Wednesday, June 3, 2015


Half an hour ago Mark's last dose of chemo for this week was started. The deceptively inocuous-looking fluid, clear like the liquid that delivers needed hydration to his small body, drips into the tubing that guides it into his chest. He had been doing well all day - sleepy, but still managing to work through most of his therapy exercises this morning and to eat a hearty breakfast. As the chemo was being set up, one of the nurses shared the joys of the local cancer kids summer camp. I explained we had decided that we'd skip this year, since Mark has been pretty tired (it's in a couple weeks). No problem, the nurse replied, next year. The kids can go for three years. Suddenly Mark's eyes began to fill with tears. We asked if it had to do with the camp discussion and he said no, he wasn't sure what was triggering the breakdown, but I had to wonder.

What was he thinking? Where had his mind gone?

Had it followed mine, thinking first about how I wish he was able to do all the things they were telling us about - archery, rock wall climbing, horseback riding. He is almost scared to leave the house most days, and as we've been in the hospital his walking has deteriorated. Then wondering about making plans for next year. Will we get there? I have faith and am hopeful, but it's hard to keep the thoughts away.

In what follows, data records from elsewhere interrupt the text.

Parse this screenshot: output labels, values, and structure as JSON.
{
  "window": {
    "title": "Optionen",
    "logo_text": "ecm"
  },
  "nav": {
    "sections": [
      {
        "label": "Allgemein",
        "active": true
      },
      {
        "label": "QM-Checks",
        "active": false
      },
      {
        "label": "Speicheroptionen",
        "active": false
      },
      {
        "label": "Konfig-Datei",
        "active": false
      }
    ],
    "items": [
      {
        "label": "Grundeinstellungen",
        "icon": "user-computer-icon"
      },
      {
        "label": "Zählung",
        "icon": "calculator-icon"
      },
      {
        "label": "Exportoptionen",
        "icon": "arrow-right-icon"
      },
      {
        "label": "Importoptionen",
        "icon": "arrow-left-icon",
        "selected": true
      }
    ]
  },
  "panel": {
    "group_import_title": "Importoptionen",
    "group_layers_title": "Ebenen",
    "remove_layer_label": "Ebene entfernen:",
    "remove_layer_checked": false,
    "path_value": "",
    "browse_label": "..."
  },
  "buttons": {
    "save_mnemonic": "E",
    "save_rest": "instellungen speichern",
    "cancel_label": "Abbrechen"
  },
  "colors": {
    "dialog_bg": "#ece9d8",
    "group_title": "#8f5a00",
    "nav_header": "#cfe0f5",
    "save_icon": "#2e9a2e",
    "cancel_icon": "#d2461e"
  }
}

Or was he simply overwhelmed by how tired he is, how hard it is to do basic things - get dressed, walk around the unit, squeeze putty.

Maybe he was reflecting on how we're almost done and soon we'll be heading home. True he loves home, but it's also hard to be there, having to share us with everyone, having to deal with excitable energetic siblings.

Or perhaps he was just worried about the chemo. We've gotten through the first two days with relatively few side effects. Was he worried he might not make it through tonight so easily?

I don't know. He wouldn't tell me. I'm not sure he knew.

So we held him and wiped his tears and told him it is alright to not be strong sometimes and that we are proud of him no matter what and it's fine to cry. And eventually he calmed down.
Now we're watching Captain America. He's starting to enter his "happy time" of the day. I can tell by the amount of commentary coming from his bed. It will continue to increase until it's hard to hear the movie through it. And then he will suddenly get tired again and fall asleep.

A new rhythm, a new normal.

And maybe that is what the tears were for.

It's enough.

1 comment:

  1. Please don't force him to accept "reality". Reality is overrated. He has every right to view himself as anything he likes. I'd cry too, if I were expected to plan for future illness or to see myself as a victim. Regardless of what anyone else thinks, he should be encouraged to envision himself as recovered and happy.